erikson s stages of psychosocial development31
Erikson’s Stages of Psychosocial Development
  • COMPETENCE vs. INFERIORITY
    • Elementary School (6 years to puberty)
    • Skills: Read, Write, Math, Social, Sports
    • Tendency to feel inferior if unable to master tasks
erikson s stages of psychosocial development32
Erikson’s Stages of Psychosocial Development
  • IDENTITY vs. ROLE CONFUSION
    • Adolescence (teen years – 20s)
    • Meaning of question: Who am I ?
    • Role Experimentation
    • Refine sense of self (identity)
    • Identity Crisis – confusion about sense of self
erikson s stages of psychosocial development33
Erikson’s Stages of Psychosocial Development
  • INTIMACY vs. ISOLATION
    • Young Adulthood (20s to early 40s)

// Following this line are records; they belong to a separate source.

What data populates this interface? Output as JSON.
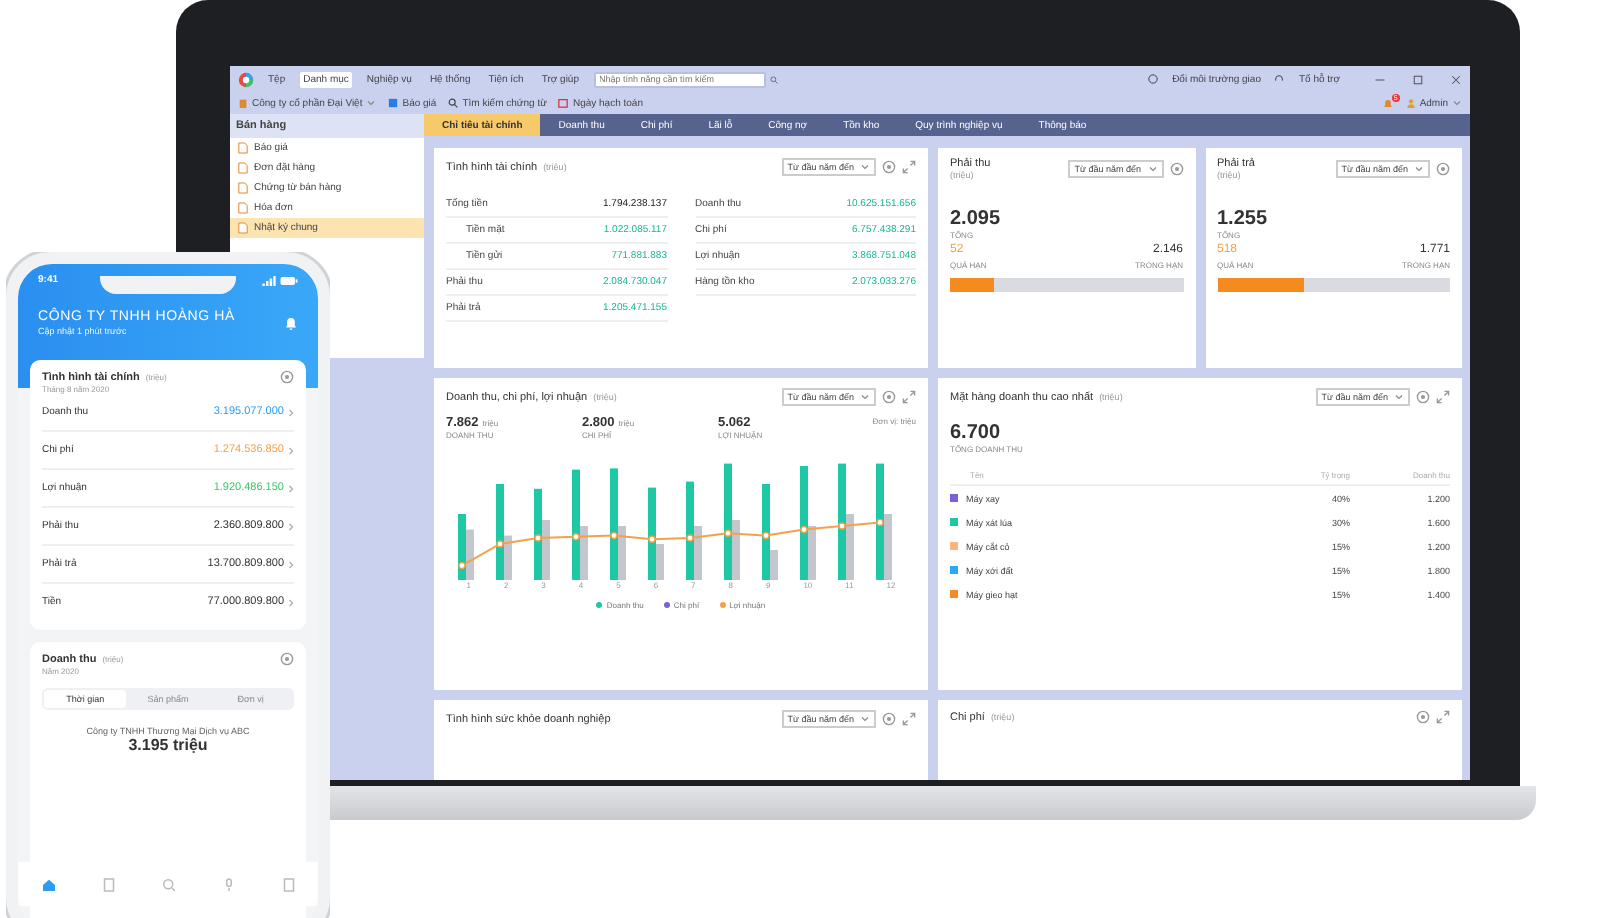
{
  "app": {
    "menu": [
      {
        "label": "Tệp",
        "selected": false
      },
      {
        "label": "Danh mục",
        "selected": true
      },
      {
        "label": "Nghiệp vụ",
        "selected": false
      },
      {
        "label": "Hệ thống",
        "selected": false
      },
      {
        "label": "Tiện ích",
        "selected": false
      },
      {
        "label": "Trợ giúp",
        "selected": false
      }
    ],
    "search": {
      "placeholder": "Nhập tính năng cần tìm kiếm"
    },
    "header_links": [
      "Đổi môi trường giao",
      "Tổ hỗ trợ"
    ],
    "toolbar": {
      "company": "Công ty cổ phần Đại Việt",
      "items": [
        "Báo giá",
        "Tìm kiếm chứng từ",
        "Ngày hạch toán"
      ],
      "notification_count": "5",
      "user": "Admin"
    },
    "sidebar": {
      "title": "Bán hàng",
      "items": [
        {
          "label": "Báo giá",
          "selected": false
        },
        {
          "label": "Đơn đặt hàng",
          "selected": false
        },
        {
          "label": "Chứng từ bán hàng",
          "selected": false
        },
        {
          "label": "Hóa đơn",
          "selected": false
        },
        {
          "label": "Nhật ký chung",
          "selected": true
        }
      ]
    },
    "tabs": [
      {
        "label": "Chỉ tiêu tài chính",
        "selected": true
      },
      {
        "label": "Doanh thu",
        "selected": false
      },
      {
        "label": "Chi phí",
        "selected": false
      },
      {
        "label": "Lãi lỗ",
        "selected": false
      },
      {
        "label": "Công nợ",
        "selected": false
      },
      {
        "label": "Tồn kho",
        "selected": false
      },
      {
        "label": "Quy trình nghiệp vụ",
        "selected": false
      },
      {
        "label": "Thông báo",
        "selected": false
      }
    ],
    "finance": {
      "title": "Tình hình tài chính",
      "unit": "(triệu)",
      "period": "Từ đầu năm đến",
      "left": [
        {
          "label": "Tổng tiền",
          "value": "1.794.238.137",
          "children": [
            {
              "label": "Tiền mặt",
              "value": "1.022.085.117"
            },
            {
              "label": "Tiền gửi",
              "value": "771.881.883"
            }
          ]
        },
        {
          "label": "Phải thu",
          "value": "2.084.730.047"
        },
        {
          "label": "Phải trả",
          "value": "1.205.471.155"
        }
      ],
      "right": [
        {
          "label": "Doanh thu",
          "value": "10.625.151.656"
        },
        {
          "label": "Chi phí",
          "value": "6.757.438.291"
        },
        {
          "label": "Lợi nhuận",
          "value": "3.868.751.048"
        },
        {
          "label": "Hàng tồn kho",
          "value": "2.073.033.276"
        }
      ]
    },
    "debts": [
      {
        "title": "Phải thu",
        "unit": "(triệu)",
        "period": "Từ đầu năm đến",
        "total": "2.095",
        "total_label": "TỔNG",
        "overdue": "52",
        "overdue_label": "QUÁ HẠN",
        "in_term": "2.146",
        "in_term_label": "TRONG HẠN",
        "level": 0.19
      },
      {
        "title": "Phải trả",
        "unit": "(triệu)",
        "period": "Từ đầu năm đến",
        "total": "1.255",
        "total_label": "TỔNG",
        "overdue": "518",
        "overdue_label": "QUÁ HẠN",
        "in_term": "1.771",
        "in_term_label": "TRONG HẠN",
        "level": 0.37
      }
    ],
    "revenue_chart": {
      "title": "Doanh thu, chi phí, lợi nhuận",
      "unit": "(triệu)",
      "period": "Từ đầu năm đến",
      "unit_note": "Đơn vị: triệu",
      "stats": [
        {
          "value": "7.862",
          "unit": "triệu",
          "label": "DOANH THU"
        },
        {
          "value": "2.800",
          "unit": "triệu",
          "label": "CHI PHÍ"
        },
        {
          "value": "5.062",
          "label": "LỢI NHUẬN"
        }
      ],
      "months": [
        "1",
        "2",
        "3",
        "4",
        "5",
        "6",
        "7",
        "8",
        "9",
        "10",
        "11",
        "12"
      ],
      "legend": [
        {
          "label": "Doanh thu",
          "color": "#1ec8a5"
        },
        {
          "label": "Chi phí",
          "color": "#7b61d9"
        },
        {
          "label": "Lợi nhuận",
          "color": "#f5a04a"
        }
      ]
    },
    "top_products": {
      "title": "Mặt hàng doanh thu cao nhất",
      "unit": "(triệu)",
      "period": "Từ đầu năm đến",
      "total": "6.700",
      "total_label": "TỔNG DOANH THU",
      "columns": [
        "Tên",
        "Tỷ trọng",
        "Doanh thu"
      ],
      "rows": [
        {
          "name": "Máy xay",
          "share": "40%",
          "revenue": "1.200",
          "color": "#7b61d9"
        },
        {
          "name": "Máy xát lúa",
          "share": "30%",
          "revenue": "1.600",
          "color": "#1ec8a5"
        },
        {
          "name": "Máy cắt cỏ",
          "share": "15%",
          "revenue": "1.200",
          "color": "#ffb37a"
        },
        {
          "name": "Máy xới đất",
          "share": "15%",
          "revenue": "1.800",
          "color": "#2aa7f5"
        },
        {
          "name": "Máy gieo hạt",
          "share": "15%",
          "revenue": "1.400",
          "color": "#f58a2a"
        }
      ]
    },
    "health": {
      "title": "Tình hình sức khỏe doanh nghiệp",
      "period": "Từ đầu năm đến"
    },
    "costs": {
      "title": "Chi phí",
      "unit": "(triệu)"
    }
  },
  "phone": {
    "time": "9:41",
    "company": "CÔNG TY TNHH HOÀNG HÀ",
    "updated": "Cập nhật 1 phút trước",
    "finance": {
      "title": "Tình hình tài chính",
      "unit": "(triệu)",
      "period": "Tháng 8 năm 2020",
      "rows": [
        {
          "label": "Doanh thu",
          "value": "3.195.077.000",
          "color": "#2a9df4"
        },
        {
          "label": "Chi phí",
          "value": "1.274.536.850",
          "color": "#f5a04a"
        },
        {
          "label": "Lợi nhuận",
          "value": "1.920.486.150",
          "color": "#3cc46a"
        },
        {
          "label": "Phải thu",
          "value": "2.360.809.800",
          "color": "#333333"
        },
        {
          "label": "Phải trả",
          "value": "13.700.809.800",
          "color": "#333333"
        },
        {
          "label": "Tiền",
          "value": "77.000.809.800",
          "color": "#333333"
        }
      ]
    },
    "revenue": {
      "title": "Doanh thu",
      "unit": "(triệu)",
      "period": "Năm 2020",
      "segments": [
        {
          "label": "Thời gian",
          "selected": true
        },
        {
          "label": "Sản phẩm",
          "selected": false
        },
        {
          "label": "Đơn vị",
          "selected": false
        }
      ],
      "company": "Công ty TNHH Thương Mại Dịch vụ ABC",
      "amount": "3.195 triệu"
    }
  }
}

    • Emotional commitment
    • Form close relationships
    • Lack of close relationships – social isolation
erikson s stages of psychosocial development34
Erikson’s Stages of Psychosocial Development
  • GENERATIVITY vs. STAGNATION
    • Middle Adulthood (40s - 60s)
    • Contribution to Next Generation
      • Through family and work
    • What makes life meaningful?
    • May feel a lack of purpose
erikson s stages of psychosocial development35
Erikson’s Stages of Psychosocial Development
  • INTEGRITY vs. DESPAIR
    • Late Adulthood (late 60s+ )
    • Pride, Self-Respect
    • Reflect on life
    • May feel satisfaction or failure
adolescence social development36
Adolescence Social Development
  • Parent influence diminishes in many areas
  • Parent influence remains in:
    • Religion
    • Thinking about college
    • Career choices
    • Political views
adolescence social development37
Adolescence Social Development
  • Peer Influence Grows
    • Talk
    • Dress
    • Actions
  • Peer exclusion
    • Painful
    • May lead to withdrawal
    • Loneliness
    • Low self-esteem
adulthood physical development
AdulthoodPhysical Development
  • Physical abilities – peak in mid-20s
  • Health & exercise habits play a large role
  • Women – ability to reproduce declines
    • Menopause occurs around age 50
  • Later life
    • changes in vision, hearing, smell become increasingly noticeable
    • Immune system weakens
adulthood cognitive development
AdulthoodCognitive Development
  • Memory abilities change as we age
    • When asked to learn a list of 24 words
      • No clues: younger people recall more words
      • Multiple choice test of recognition: no change with age
  • Crystallized intelligence
      • Accumulated knowledge and verbal skills
      • Increases with age
  • Fluid intelligence
      • Ability for quick and abstract reasoning
      • Decreases in late adulthood
adulthood social development
AdulthoodSocial Development
  • Evidence does not support a midlife “crisis”
    • Most divorces are in 20s
    • Most suicides in 70s and 80s
    • Life crisis triggered by major events (illness, divorce) not age
  • Social Clock
    • Preferred timing of social events (marriage, parenthood, retirement)
    • Culture dependent
adulthood
Adulthood
  • Marriage
    • Adults are marrying later
    • Divorce rates have increased
      • Less economic dependence for women
    • Striving for an “equal” relationship (work, chores)